The song sits coiled for 30 seconds, then springs forth with Talbot’s rangey, bouncing bass and Neil’s right channel solo jittering all over the place. That bass drives the song, and he switches it up throughout, always playing basically the same thing – with a touch here and there to keep it interesting. Molina’s cymbal-heavy drumming is sloppy-great, and Whitten’s strumming is fun and inventive. The lyrics are dreamy and vague, and rather dated, and many have tried to interpret them. But I rarely come to Crazy Horse for lyrics.
I come for Neil’s flaming guitar, which solos for nearly 2 minutes before the vocals even begin. (Nice backing vox from the band, once again, by the way.) And when they hit “play this game” (2:32), and pause, it gives me chills. Then they speed up slightly (to my ears) to allow Neil play ANOTHER one-note solo at 2:59. The guitar thrashes and grinds for over two minutes, and Young’s high-pitched voice re-enters, a great counterbalance to the chaos. At 6:08, Talbot plays his own one-note bass line, and it seems to piss off Young, based on the fiery fretwork he offers next! Look, I don’t know how the fuck to write about how amazing this next part is. The band and Young on their own wavelength as they grow and diminish as a single unit. It’s otherworldly. There’s so much to hear in it.

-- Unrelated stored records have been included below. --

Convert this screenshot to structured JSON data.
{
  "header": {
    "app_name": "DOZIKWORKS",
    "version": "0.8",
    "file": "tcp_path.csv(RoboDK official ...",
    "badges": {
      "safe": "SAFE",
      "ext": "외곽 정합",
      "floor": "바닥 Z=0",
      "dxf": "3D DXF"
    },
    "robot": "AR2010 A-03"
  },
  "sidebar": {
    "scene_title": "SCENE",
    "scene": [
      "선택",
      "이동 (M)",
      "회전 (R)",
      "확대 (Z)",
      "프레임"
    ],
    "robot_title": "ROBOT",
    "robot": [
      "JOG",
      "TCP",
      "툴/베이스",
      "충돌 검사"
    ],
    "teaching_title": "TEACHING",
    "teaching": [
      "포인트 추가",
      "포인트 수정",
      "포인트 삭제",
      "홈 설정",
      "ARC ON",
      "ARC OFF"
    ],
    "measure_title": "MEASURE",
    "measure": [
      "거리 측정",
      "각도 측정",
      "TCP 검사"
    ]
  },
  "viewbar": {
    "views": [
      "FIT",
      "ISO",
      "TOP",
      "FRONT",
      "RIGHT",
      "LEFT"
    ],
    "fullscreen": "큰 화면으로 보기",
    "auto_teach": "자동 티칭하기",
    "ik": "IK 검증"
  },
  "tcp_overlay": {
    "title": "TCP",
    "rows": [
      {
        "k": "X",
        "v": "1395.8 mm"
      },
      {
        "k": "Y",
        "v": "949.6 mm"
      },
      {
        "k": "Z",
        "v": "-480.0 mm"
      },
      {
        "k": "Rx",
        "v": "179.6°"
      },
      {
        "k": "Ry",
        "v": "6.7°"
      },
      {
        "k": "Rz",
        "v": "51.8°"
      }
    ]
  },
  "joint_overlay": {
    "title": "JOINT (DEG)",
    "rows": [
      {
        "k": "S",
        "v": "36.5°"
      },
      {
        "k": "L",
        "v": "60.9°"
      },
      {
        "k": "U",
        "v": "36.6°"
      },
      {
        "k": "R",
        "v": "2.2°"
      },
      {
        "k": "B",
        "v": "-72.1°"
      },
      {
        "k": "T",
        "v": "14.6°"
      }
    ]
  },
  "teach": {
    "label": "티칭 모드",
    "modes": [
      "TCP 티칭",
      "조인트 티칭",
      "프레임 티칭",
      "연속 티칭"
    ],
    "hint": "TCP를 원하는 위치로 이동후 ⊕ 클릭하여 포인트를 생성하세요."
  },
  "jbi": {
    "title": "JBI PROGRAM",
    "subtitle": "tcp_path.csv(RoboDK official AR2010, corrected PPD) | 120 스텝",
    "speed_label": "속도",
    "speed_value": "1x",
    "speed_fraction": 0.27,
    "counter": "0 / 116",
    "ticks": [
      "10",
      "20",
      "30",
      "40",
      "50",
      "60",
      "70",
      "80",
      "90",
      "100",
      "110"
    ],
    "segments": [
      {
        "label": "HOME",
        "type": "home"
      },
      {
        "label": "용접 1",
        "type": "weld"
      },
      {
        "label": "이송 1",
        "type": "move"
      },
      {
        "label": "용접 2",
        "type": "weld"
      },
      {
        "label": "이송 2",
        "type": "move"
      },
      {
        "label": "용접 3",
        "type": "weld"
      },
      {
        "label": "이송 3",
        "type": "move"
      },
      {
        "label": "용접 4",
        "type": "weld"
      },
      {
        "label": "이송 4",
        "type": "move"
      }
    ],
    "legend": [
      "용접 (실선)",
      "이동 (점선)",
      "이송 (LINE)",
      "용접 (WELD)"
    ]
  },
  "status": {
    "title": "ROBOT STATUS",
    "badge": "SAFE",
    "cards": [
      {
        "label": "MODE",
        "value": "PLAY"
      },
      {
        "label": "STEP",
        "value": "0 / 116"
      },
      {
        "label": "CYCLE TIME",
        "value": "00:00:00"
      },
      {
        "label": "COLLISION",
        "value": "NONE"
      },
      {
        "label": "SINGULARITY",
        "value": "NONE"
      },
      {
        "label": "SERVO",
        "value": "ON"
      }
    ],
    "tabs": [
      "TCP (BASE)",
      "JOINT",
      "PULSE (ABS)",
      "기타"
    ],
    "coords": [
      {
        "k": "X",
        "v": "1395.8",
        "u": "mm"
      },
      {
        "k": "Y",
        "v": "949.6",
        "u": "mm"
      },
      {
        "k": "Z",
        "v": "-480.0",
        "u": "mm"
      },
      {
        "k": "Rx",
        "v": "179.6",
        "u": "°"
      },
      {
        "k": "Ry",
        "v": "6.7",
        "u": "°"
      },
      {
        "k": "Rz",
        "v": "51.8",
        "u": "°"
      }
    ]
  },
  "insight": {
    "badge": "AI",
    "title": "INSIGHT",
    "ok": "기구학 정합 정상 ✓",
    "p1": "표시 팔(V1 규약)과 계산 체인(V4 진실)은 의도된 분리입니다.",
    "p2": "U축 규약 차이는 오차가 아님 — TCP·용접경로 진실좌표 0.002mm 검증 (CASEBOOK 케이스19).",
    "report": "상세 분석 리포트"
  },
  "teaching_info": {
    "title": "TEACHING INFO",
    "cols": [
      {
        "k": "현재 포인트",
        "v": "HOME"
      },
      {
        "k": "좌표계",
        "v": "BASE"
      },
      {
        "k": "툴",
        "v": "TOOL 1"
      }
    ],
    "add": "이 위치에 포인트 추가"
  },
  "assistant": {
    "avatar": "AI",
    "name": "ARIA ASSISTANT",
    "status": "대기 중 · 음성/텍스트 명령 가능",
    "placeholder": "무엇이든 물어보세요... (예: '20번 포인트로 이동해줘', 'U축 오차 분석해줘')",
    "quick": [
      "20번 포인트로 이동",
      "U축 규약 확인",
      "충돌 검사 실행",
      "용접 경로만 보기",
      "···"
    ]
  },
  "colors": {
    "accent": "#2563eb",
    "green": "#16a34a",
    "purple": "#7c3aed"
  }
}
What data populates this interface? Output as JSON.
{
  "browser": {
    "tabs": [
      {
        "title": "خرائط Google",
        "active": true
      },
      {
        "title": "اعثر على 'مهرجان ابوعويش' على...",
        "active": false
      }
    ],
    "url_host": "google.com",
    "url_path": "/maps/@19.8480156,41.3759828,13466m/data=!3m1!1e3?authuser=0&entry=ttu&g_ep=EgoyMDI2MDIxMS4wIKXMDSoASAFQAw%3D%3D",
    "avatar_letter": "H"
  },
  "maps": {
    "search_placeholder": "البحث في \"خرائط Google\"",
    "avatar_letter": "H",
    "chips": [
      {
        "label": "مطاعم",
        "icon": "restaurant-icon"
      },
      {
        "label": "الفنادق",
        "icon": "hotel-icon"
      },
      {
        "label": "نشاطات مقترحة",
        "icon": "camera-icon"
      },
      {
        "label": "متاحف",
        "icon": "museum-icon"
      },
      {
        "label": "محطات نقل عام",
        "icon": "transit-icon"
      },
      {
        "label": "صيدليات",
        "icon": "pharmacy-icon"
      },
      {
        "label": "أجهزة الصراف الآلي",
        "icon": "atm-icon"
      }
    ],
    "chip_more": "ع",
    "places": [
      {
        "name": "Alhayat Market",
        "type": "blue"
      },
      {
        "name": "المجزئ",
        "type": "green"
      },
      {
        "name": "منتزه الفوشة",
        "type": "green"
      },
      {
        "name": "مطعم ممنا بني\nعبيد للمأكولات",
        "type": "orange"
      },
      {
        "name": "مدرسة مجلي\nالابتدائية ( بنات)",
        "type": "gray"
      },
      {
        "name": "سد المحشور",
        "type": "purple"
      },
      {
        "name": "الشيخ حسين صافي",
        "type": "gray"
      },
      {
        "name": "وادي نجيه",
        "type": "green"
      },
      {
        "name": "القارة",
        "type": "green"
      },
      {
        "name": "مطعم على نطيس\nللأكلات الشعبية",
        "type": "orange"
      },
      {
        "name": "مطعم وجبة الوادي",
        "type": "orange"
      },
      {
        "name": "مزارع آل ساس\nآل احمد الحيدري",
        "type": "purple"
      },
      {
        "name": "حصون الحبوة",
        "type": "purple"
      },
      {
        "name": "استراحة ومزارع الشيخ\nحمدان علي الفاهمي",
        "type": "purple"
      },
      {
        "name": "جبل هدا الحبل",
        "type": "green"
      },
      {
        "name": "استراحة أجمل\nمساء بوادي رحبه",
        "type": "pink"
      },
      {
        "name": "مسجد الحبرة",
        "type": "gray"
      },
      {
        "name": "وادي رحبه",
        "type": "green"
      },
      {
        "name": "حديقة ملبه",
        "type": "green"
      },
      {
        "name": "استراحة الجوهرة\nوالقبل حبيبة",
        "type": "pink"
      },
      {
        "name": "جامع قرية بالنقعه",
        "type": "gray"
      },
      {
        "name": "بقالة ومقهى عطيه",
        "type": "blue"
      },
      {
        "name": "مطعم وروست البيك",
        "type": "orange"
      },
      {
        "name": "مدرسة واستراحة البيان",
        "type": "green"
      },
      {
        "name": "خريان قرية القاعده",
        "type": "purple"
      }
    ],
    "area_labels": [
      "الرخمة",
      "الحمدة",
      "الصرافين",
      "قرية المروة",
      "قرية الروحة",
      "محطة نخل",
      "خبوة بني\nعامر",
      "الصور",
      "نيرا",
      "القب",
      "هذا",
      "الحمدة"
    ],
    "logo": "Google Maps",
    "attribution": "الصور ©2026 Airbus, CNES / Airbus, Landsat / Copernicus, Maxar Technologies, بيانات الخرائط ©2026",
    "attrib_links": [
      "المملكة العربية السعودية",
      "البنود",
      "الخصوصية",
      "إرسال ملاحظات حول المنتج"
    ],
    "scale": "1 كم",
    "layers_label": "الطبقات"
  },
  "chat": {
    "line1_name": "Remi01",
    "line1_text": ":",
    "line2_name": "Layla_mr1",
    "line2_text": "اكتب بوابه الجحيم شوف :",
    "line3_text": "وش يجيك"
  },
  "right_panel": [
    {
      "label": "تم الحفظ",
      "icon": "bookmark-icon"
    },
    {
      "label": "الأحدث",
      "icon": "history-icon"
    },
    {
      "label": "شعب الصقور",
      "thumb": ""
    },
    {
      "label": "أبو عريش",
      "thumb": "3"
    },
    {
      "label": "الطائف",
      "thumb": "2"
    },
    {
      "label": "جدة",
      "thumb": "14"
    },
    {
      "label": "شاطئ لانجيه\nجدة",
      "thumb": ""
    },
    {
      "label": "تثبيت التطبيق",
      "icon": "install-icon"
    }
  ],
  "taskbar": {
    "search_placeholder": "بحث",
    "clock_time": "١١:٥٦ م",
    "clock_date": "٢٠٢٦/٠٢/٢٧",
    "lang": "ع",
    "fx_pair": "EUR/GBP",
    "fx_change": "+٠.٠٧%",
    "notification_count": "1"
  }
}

Boy, I think I have to go take a rest after that. Everybody Knows This Is Nowhere is an album that takes me places. It takes me back to learning my bass, and learning the extreme joy that comes with making music with friends. The energy you hear in the interplay between the four musicians is something you can actually feel when you play songs with people you love and trust. That’s probably why I like the record so much – it helps remind me I’m a human connected to others.